• Work to complete
Search the listing below for the word "thumbs", and copy every line in which it turns up.

——————————

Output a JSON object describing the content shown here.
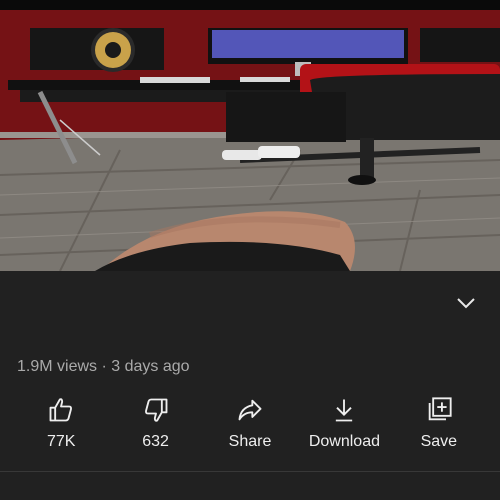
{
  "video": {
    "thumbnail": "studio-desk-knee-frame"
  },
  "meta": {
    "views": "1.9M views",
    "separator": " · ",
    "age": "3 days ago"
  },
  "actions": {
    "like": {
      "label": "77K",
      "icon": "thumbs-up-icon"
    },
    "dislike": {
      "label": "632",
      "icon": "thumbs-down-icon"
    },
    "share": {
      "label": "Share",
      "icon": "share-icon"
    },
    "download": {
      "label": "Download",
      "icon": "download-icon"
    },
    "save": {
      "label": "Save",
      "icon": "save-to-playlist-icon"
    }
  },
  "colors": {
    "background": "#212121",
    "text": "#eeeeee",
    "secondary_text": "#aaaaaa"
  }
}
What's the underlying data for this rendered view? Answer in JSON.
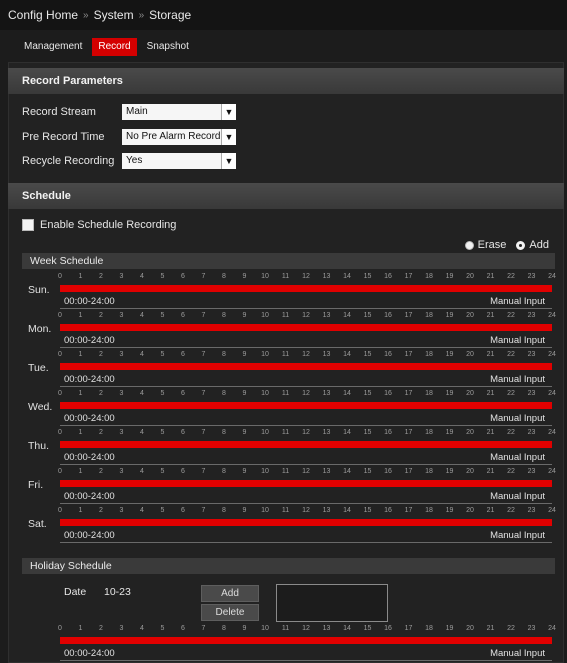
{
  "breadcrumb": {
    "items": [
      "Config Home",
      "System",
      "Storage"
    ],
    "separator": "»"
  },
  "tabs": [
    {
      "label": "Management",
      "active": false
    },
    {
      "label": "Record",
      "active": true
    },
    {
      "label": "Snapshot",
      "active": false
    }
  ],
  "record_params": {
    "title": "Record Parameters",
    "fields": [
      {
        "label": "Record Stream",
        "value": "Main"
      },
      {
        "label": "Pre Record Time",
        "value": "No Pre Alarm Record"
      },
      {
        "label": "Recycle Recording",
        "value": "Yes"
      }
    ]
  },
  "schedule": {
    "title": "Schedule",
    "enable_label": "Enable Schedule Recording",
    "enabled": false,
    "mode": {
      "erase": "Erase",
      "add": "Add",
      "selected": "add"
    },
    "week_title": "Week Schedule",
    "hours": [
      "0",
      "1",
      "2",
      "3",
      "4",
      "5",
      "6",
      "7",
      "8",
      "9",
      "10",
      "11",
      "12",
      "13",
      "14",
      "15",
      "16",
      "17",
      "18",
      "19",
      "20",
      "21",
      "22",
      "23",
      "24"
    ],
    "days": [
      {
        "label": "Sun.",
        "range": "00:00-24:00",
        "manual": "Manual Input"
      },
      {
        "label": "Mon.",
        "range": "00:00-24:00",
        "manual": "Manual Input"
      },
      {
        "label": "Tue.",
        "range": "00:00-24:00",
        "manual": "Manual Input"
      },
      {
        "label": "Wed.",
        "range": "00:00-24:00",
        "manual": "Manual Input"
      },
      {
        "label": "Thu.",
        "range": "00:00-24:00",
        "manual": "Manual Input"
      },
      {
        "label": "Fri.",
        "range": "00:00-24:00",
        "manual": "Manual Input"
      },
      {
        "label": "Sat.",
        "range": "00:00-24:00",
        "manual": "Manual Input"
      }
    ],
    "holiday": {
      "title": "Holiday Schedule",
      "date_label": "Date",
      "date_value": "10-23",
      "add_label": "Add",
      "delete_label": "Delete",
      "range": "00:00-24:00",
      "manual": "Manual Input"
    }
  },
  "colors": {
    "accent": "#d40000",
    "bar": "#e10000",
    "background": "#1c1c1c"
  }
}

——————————

• Response area
      "icon": "thumbs-up-icon"
      "icon": "thumbs-down-icon"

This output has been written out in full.